***** Data *****

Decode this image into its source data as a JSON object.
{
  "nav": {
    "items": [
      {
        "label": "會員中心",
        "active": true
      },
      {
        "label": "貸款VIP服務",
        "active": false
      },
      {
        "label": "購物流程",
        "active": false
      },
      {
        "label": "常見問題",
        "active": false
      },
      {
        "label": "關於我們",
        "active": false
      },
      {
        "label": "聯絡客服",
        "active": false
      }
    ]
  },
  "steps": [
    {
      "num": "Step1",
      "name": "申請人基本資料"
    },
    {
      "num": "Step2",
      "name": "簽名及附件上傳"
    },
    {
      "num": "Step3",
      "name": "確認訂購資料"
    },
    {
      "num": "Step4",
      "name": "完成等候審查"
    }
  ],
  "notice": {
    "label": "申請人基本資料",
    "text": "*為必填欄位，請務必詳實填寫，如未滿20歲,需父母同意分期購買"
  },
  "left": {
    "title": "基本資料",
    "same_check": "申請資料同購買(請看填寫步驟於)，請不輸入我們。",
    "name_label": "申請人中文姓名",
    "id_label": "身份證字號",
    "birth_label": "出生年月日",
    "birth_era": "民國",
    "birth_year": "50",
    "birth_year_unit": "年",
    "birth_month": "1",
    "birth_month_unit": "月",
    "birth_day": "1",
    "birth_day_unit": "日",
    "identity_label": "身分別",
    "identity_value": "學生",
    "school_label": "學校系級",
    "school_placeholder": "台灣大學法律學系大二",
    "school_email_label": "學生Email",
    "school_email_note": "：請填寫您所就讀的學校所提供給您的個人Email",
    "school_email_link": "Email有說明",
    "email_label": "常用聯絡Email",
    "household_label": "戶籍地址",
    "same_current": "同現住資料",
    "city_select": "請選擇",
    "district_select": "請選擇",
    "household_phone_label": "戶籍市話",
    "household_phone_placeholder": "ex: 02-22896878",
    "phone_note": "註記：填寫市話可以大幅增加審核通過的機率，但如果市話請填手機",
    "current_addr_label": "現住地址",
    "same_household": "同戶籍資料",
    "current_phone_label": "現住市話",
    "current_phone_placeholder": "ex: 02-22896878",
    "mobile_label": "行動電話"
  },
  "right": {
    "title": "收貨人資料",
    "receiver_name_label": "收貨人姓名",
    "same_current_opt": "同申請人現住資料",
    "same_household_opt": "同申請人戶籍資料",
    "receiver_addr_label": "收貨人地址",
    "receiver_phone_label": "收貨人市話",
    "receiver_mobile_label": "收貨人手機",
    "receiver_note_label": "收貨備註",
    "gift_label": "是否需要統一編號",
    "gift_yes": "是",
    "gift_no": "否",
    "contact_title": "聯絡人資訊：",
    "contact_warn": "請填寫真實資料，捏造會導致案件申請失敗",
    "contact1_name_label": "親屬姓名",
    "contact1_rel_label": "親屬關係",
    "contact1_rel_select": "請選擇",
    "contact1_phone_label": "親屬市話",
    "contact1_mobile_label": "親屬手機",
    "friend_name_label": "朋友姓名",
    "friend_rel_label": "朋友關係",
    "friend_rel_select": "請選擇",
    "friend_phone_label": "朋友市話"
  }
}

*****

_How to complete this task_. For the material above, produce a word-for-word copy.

_Written response_.
Decode this image into its source data as a JSON object.
{
  "nav": {
    "items": [
      {
        "label": "會員中心",
        "active": true
      },
      {
        "label": "貸款VIP服務",
        "active": false
      },
      {
        "label": "購物流程",
        "active": false
      },
      {
        "label": "常見問題",
        "active": false
      },
      {
        "label": "關於我們",
        "active": false
      },
      {
        "label": "聯絡客服",
        "active": false
      }
    ]
  },
  "steps": [
    {
      "num": "Step1",
      "name": "申請人基本資料"
    },
    {
      "num": "Step2",
      "name": "簽名及附件上傳"
    },
    {
      "num": "Step3",
      "name": "確認訂購資料"
    },
    {
      "num": "Step4",
      "name": "完成等候審查"
    }
  ],
  "notice": {
    "label": "申請人基本資料",
    "text": "*為必填欄位，請務必詳實填寫，如未滿20歲,需父母同意分期購買"
  },
  "left": {
    "title": "基本資料",
    "same_check": "申請資料同購買(請看填寫步驟於)，請不輸入我們。",
    "name_label": "申請人中文姓名",
    "id_label": "身份證字號",
    "birth_label": "出生年月日",
    "birth_era": "民國",
    "birth_year": "50",
    "birth_year_unit": "年",
    "birth_month": "1",
    "birth_month_unit": "月",
    "birth_day": "1",
    "birth_day_unit": "日",
    "identity_label": "身分別",
    "identity_value": "學生",
    "school_label": "學校系級",
    "school_placeholder": "台灣大學法律學系大二",
    "school_email_label": "學生Email",
    "school_email_note": "：請填寫您所就讀的學校所提供給您的個人Email",
    "school_email_link": "Email有說明",
    "email_label": "常用聯絡Email",
    "household_label": "戶籍地址",
    "same_current": "同現住資料",
    "city_select": "請選擇",
    "district_select": "請選擇",
    "household_phone_label": "戶籍市話",
    "household_phone_placeholder": "ex: 02-22896878",
    "phone_note": "註記：填寫市話可以大幅增加審核通過的機率，但如果市話請填手機",
    "current_addr_label": "現住地址",
    "same_household": "同戶籍資料",
    "current_phone_label": "現住市話",
    "current_phone_placeholder": "ex: 02-22896878",
    "mobile_label": "行動電話"
  },
  "right": {
    "title": "收貨人資料",
    "receiver_name_label": "收貨人姓名",
    "same_current_opt": "同申請人現住資料",
    "same_household_opt": "同申請人戶籍資料",
    "receiver_addr_label": "收貨人地址",
    "receiver_phone_label": "收貨人市話",
    "receiver_mobile_label": "收貨人手機",
    "receiver_note_label": "收貨備註",
    "gift_label": "是否需要統一編號",
    "gift_yes": "是",
    "gift_no": "否",
    "contact_title": "聯絡人資訊：",
    "contact_warn": "請填寫真實資料，捏造會導致案件申請失敗",
    "contact1_name_label": "親屬姓名",
    "contact1_rel_label": "親屬關係",
    "contact1_rel_select": "請選擇",
    "contact1_phone_label": "親屬市話",
    "contact1_mobile_label": "親屬手機",
    "friend_name_label": "朋友姓名",
    "friend_rel_label": "朋友關係",
    "friend_rel_select": "請選擇",
    "friend_phone_label": "朋友市話"
  }
}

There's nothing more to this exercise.